### Data excerpts

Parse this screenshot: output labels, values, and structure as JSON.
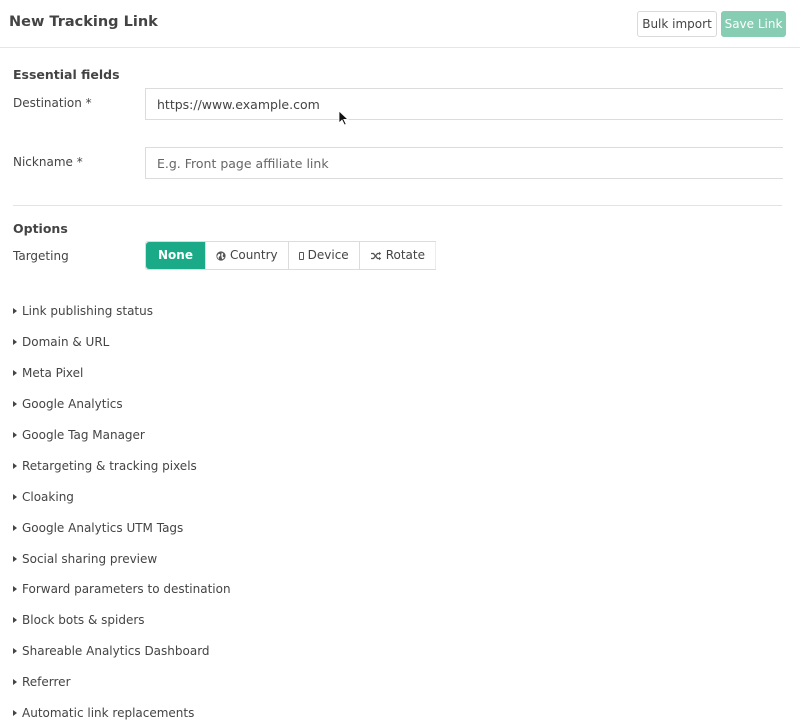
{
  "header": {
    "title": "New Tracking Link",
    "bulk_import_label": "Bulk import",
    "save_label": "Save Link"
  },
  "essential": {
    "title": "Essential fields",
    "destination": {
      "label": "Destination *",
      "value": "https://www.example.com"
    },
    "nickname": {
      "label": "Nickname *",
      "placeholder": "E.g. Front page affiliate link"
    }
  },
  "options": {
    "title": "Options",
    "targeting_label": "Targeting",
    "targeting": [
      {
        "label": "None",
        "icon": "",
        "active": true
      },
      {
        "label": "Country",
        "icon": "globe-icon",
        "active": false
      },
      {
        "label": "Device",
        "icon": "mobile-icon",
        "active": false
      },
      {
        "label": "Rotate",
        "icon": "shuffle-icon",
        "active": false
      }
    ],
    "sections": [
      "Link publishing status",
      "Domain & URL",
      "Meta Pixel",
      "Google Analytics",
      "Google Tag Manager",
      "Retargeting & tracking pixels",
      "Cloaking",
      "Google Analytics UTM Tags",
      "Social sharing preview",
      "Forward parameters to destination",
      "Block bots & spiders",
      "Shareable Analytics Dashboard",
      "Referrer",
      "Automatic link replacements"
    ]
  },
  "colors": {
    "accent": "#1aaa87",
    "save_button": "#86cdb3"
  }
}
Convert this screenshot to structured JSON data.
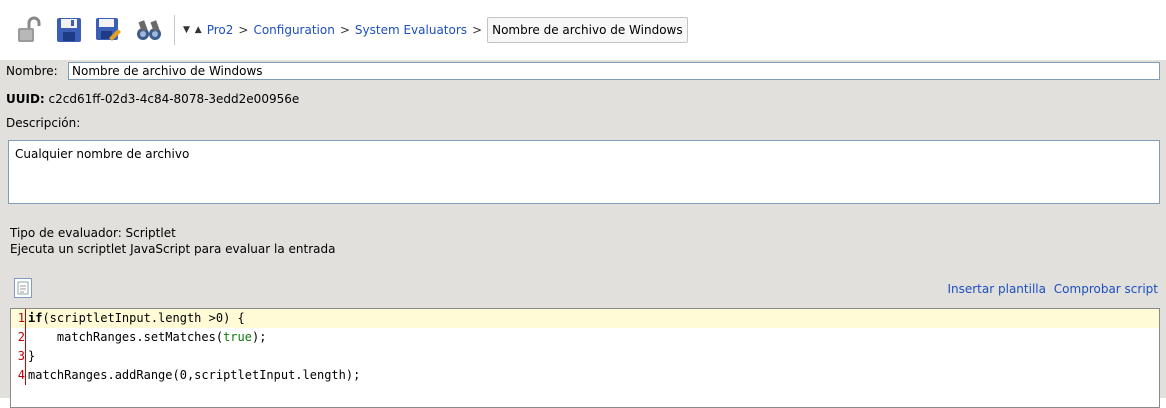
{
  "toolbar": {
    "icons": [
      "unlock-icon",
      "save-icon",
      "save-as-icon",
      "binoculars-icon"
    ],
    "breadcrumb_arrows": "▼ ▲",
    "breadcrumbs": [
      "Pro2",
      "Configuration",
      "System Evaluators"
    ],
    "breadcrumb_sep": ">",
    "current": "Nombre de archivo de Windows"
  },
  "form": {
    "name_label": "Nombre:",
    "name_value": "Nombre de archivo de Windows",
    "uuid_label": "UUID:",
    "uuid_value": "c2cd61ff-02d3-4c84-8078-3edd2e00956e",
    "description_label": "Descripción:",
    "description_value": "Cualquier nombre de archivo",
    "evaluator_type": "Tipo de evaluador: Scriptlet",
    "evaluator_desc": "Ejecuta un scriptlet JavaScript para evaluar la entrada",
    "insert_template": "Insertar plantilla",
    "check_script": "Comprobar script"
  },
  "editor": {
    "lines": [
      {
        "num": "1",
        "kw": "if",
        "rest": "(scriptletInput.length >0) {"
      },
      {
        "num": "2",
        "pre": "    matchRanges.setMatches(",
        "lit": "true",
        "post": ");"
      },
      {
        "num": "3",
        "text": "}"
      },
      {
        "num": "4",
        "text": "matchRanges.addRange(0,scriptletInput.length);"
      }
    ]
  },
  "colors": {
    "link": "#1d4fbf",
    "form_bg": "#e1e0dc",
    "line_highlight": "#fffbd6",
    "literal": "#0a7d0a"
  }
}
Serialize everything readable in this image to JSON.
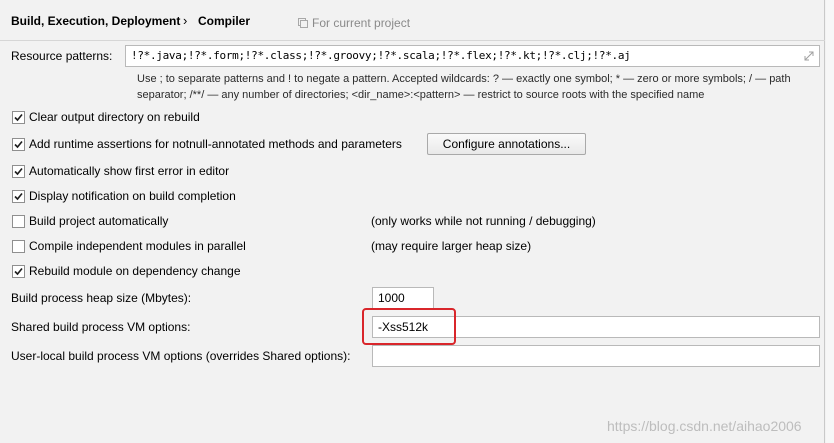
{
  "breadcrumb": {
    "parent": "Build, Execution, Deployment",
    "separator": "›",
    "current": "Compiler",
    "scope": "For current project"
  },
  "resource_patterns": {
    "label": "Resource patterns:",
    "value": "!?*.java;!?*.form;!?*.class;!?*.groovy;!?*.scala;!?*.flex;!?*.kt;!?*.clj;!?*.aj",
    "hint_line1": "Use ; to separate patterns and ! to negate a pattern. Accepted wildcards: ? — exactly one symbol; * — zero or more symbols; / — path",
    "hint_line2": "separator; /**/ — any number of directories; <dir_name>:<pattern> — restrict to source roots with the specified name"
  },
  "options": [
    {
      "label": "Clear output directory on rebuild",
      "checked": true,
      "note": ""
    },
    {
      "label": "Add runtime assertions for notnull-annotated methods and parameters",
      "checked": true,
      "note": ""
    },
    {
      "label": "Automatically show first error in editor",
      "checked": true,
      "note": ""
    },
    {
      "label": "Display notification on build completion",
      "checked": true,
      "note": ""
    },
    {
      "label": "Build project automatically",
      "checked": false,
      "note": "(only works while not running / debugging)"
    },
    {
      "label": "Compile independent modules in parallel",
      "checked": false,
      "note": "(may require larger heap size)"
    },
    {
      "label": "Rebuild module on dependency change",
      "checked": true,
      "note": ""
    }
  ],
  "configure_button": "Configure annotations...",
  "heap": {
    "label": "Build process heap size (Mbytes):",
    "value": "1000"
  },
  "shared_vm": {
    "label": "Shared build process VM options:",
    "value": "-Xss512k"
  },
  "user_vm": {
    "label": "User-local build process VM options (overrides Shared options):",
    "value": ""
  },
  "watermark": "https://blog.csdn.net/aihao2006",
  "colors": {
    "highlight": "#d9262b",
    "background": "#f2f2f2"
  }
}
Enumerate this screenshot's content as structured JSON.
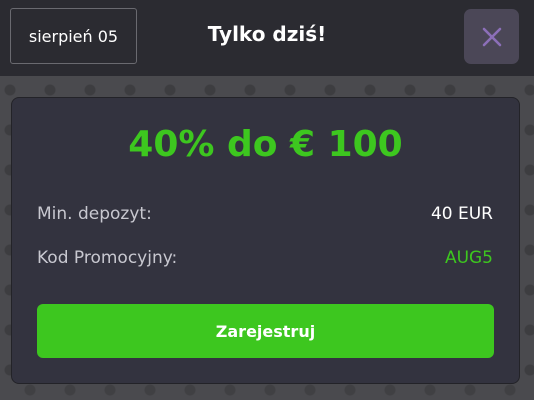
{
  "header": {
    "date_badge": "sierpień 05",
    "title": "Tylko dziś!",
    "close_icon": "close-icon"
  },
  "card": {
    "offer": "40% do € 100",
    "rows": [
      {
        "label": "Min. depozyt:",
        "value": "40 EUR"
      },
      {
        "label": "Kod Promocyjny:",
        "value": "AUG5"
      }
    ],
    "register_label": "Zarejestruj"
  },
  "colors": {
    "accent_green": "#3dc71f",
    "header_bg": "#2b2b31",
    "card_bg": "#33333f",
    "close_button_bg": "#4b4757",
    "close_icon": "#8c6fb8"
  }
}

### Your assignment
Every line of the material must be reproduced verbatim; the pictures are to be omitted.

### Expected output
Parse this screenshot: output labels, values, and structure as JSON.
{
  "header": {
    "title": "New Tracking Link",
    "bulk_import_label": "Bulk import",
    "save_label": "Save Link"
  },
  "essential": {
    "title": "Essential fields",
    "destination": {
      "label": "Destination *",
      "value": "https://www.example.com"
    },
    "nickname": {
      "label": "Nickname *",
      "placeholder": "E.g. Front page affiliate link"
    }
  },
  "options": {
    "title": "Options",
    "targeting_label": "Targeting",
    "targeting": [
      {
        "label": "None",
        "icon": "",
        "active": true
      },
      {
        "label": "Country",
        "icon": "globe-icon",
        "active": false
      },
      {
        "label": "Device",
        "icon": "mobile-icon",
        "active": false
      },
      {
        "label": "Rotate",
        "icon": "shuffle-icon",
        "active": false
      }
    ],
    "sections": [
      "Link publishing status",
      "Domain & URL",
      "Meta Pixel",
      "Google Analytics",
      "Google Tag Manager",
      "Retargeting & tracking pixels",
      "Cloaking",
      "Google Analytics UTM Tags",
      "Social sharing preview",
      "Forward parameters to destination",
      "Block bots & spiders",
      "Shareable Analytics Dashboard",
      "Referrer",
      "Automatic link replacements"
    ]
  },
  "colors": {
    "accent": "#1aaa87",
    "save_button": "#86cdb3"
  }
}
Convert this screenshot to structured JSON data.
{
  "toolbar": {
    "icons": [
      "unlock-icon",
      "save-icon",
      "save-as-icon",
      "binoculars-icon"
    ],
    "breadcrumb_arrows": "▼ ▲",
    "breadcrumbs": [
      "Pro2",
      "Configuration",
      "System Evaluators"
    ],
    "breadcrumb_sep": ">",
    "current": "Nombre de archivo de Windows"
  },
  "form": {
    "name_label": "Nombre:",
    "name_value": "Nombre de archivo de Windows",
    "uuid_label": "UUID:",
    "uuid_value": "c2cd61ff-02d3-4c84-8078-3edd2e00956e",
    "description_label": "Descripción:",
    "description_value": "Cualquier nombre de archivo",
    "evaluator_type": "Tipo de evaluador: Scriptlet",
    "evaluator_desc": "Ejecuta un scriptlet JavaScript para evaluar la entrada",
    "insert_template": "Insertar plantilla",
    "check_script": "Comprobar script"
  },
  "editor": {
    "lines": [
      {
        "num": "1",
        "kw": "if",
        "rest": "(scriptletInput.length >0) {"
      },
      {
        "num": "2",
        "pre": "    matchRanges.setMatches(",
        "lit": "true",
        "post": ");"
      },
      {
        "num": "3",
        "text": "}"
      },
      {
        "num": "4",
        "text": "matchRanges.addRange(0,scriptletInput.length);"
      }
    ]
  },
  "colors": {
    "link": "#1d4fbf",
    "form_bg": "#e1e0dc",
    "line_highlight": "#fffbd6",
    "literal": "#0a7d0a"
  }
}
Serialize everything readable in this image to JSON.
{
  "breadcrumb": {
    "parent": "Build, Execution, Deployment",
    "separator": "›",
    "current": "Compiler",
    "scope": "For current project"
  },
  "resource_patterns": {
    "label": "Resource patterns:",
    "value": "!?*.java;!?*.form;!?*.class;!?*.groovy;!?*.scala;!?*.flex;!?*.kt;!?*.clj;!?*.aj",
    "hint_line1": "Use ; to separate patterns and ! to negate a pattern. Accepted wildcards: ? — exactly one symbol; * — zero or more symbols; / — path",
    "hint_line2": "separator; /**/ — any number of directories; <dir_name>:<pattern> — restrict to source roots with the specified name"
  },
  "options": [
    {
      "label": "Clear output directory on rebuild",
      "checked": true,
      "note": ""
    },
    {
      "label": "Add runtime assertions for notnull-annotated methods and parameters",
      "checked": true,
      "note": ""
    },
    {
      "label": "Automatically show first error in editor",
      "checked": true,
      "note": ""
    },
    {
      "label": "Display notification on build completion",
      "checked": true,
      "note": ""
    },
    {
      "label": "Build project automatically",
      "checked": false,
      "note": "(only works while not running / debugging)"
    },
    {
      "label": "Compile independent modules in parallel",
      "checked": false,
      "note": "(may require larger heap size)"
    },
    {
      "label": "Rebuild module on dependency change",
      "checked": true,
      "note": ""
    }
  ],
  "configure_button": "Configure annotations...",
  "heap": {
    "label": "Build process heap size (Mbytes):",
    "value": "1000"
  },
  "shared_vm": {
    "label": "Shared build process VM options:",
    "value": "-Xss512k"
  },
  "user_vm": {
    "label": "User-local build process VM options (overrides Shared options):",
    "value": ""
  },
  "watermark": "https://blog.csdn.net/aihao2006",
  "colors": {
    "highlight": "#d9262b",
    "background": "#f2f2f2"
  }
}
Enumerate this screenshot's content as structured JSON.
{
  "header": {
    "date_badge": "sierpień 05",
    "title": "Tylko dziś!",
    "close_icon": "close-icon"
  },
  "card": {
    "offer": "40% do € 100",
    "rows": [
      {
        "label": "Min. depozyt:",
        "value": "40 EUR"
      },
      {
        "label": "Kod Promocyjny:",
        "value": "AUG5"
      }
    ],
    "register_label": "Zarejestruj"
  },
  "colors": {
    "accent_green": "#3dc71f",
    "header_bg": "#2b2b31",
    "card_bg": "#33333f",
    "close_button_bg": "#4b4757",
    "close_icon": "#8c6fb8"
  }
}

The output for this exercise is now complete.